Eamonn Coleman’s strong characteristics come through also. One of these was his pragmatism; exemplified by his ability to manage the different personalities within the squad. He’s famously remembered as a player’s man, but didn’t shirk the difficult decisions. Whether it was dropping a player before the biggest games, or a risky half-time substitution, or merely telling a committee member (a “jumped up little nothing”, if you will) where to go. Coleman was able to make the correct calls, to achieve the specific goals at hand.
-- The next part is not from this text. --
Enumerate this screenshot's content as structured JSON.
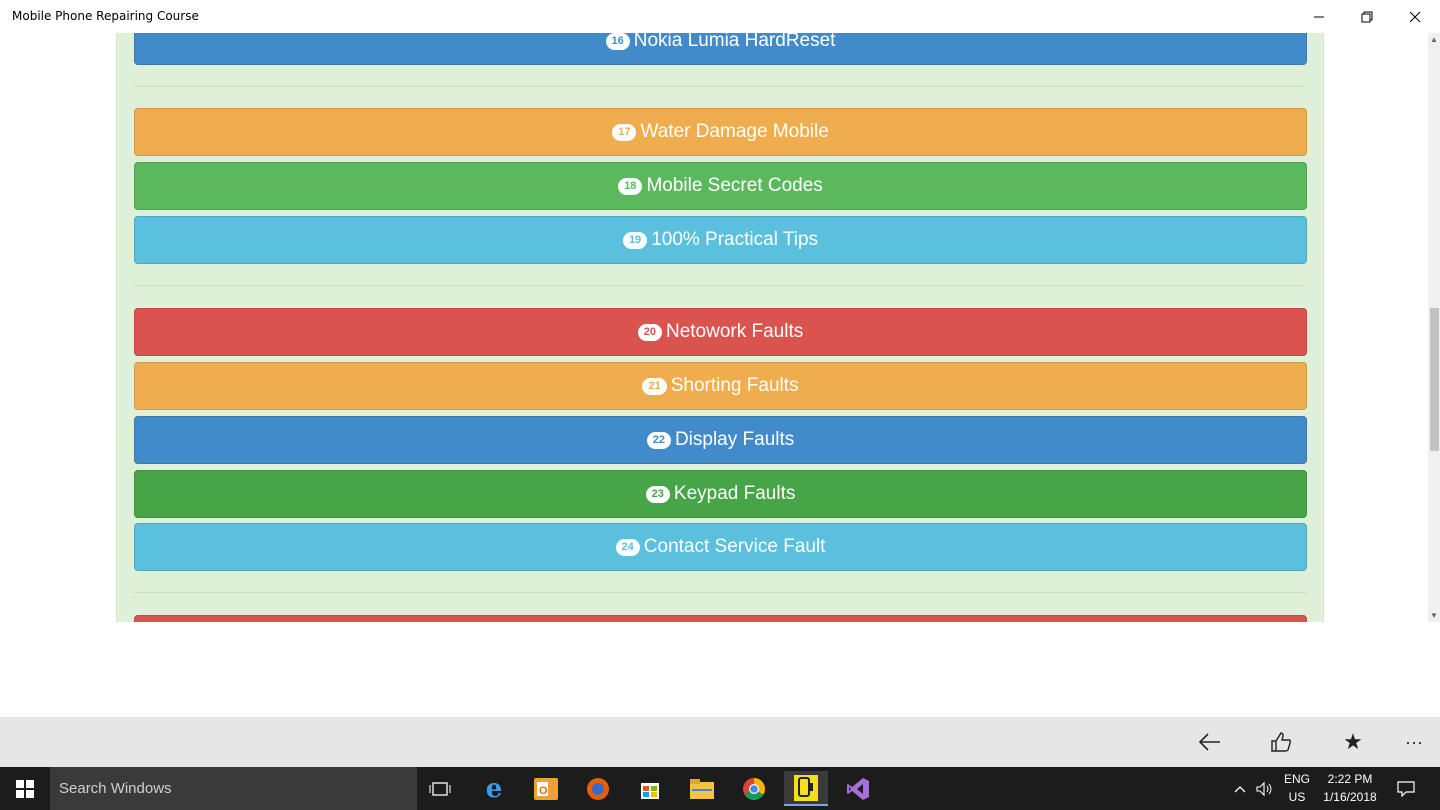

He said himself: “you need to be a psychologist to be a good manager“, but that was just one of the roles he played with success.
One of the book’s recurring themes is that “the players is the men”, but speaking at last week’s launch of The Boys of ‘93 in Belfast, Coleman’s captain, Henry Downey, claimed that Eamonn was harsh on himself to believe that it was all down to the footballers themselves. Downey said that Coleman as manager was “the driving force behind everything they did, the architect of Derry’s success.”
…”Mr Derry Football himself” (Downey’s famous moniker still has the potential to send Oak Leaf fans into goosebump territory).
Reading The Boys of ‘93 it seems unlikely – borderline absurd – that anyone other than Coleman could have guided the Oak Leafers to the promised land. In Derry, we barely even knew that promised land existed. Yet Coleman had a plan to take us there.
Downey also conceded that whilst this was a book he wanted to read, it was also a book he was “dreading to read”. Most of that dread probably centres on the retelling of Coleman’s sacking in 1994, less than a year from the 1993 triumph. It is the most controversial section of the book. His words are strong and delivered with the clarity of one who still felt the pain – over a decade later – at what was a truly scandalous decision from a group of men more interested in preserving their own power, than the new power their county had attained at a national footballing level.
It was personal and Coleman knew it: “If I failed as a manager then sack me for failing as a manager; I’m a big boy, I could’ve handled that. But after forty-seven games in charge, forty-two wins, a National League title and the county’s first ever All Ireland, they couldn’t say that. What the county board had done was just spiteful.”
Joe Brolly – who was corner-forward in 1993 – also spoke at last week’s launch. He still speaks with passion about Coleman’s removal as manager, describing it as “deliberate treachery”. He singles out the chapter in the book, told by Eamonn’s son Gary, who also won an All Ireland medal in ’93, as a “blistering account, set out very, very vividly” of his father’s betrayal. And if anyone believes that this retelling may have a touch of revisionism about it, Brolly was at pains to assure readers that it is “a very faithful – in every way – recreation of the civil war”.
Gary Coleman’s words are indeed stinging, but he was someone who was affected by the whole sorry affair more than any other individual. Described by Brolly as the “bête noire” in all of this, his narrative expresses the reality of the horrible situation that had enveloped Derry football, just as its golden generation was hitting its peak.
Perhaps it still leaves a bitter taste for the reader, just as events did for Derry fans 24 years ago. However, the enduring legacy of this colourful tale is Eamonn Coleman’s ingenuity, and perception as a football manager. His understanding of what it took to bring a group of Derry footballers together and lead them to the greatest prize. (Nobody has come close to repeating the feat, except for Coleman himself in 2001. That is no coincidence.)
In the crafting of this unique book, Maria McCourt has skilfully achieved her aim of bringing Coleman’s words to life. The tone, the mischief, the humour; it’s all in there. His personality leaps off the pages. Eleven years after his passing, that is what makes this publication such an important chronicle of the most important era in Derry football… because it is told by Eamonn Coleman.
Our greatest ever manager, telling us once again how he did it. With the best Derry players that ever was.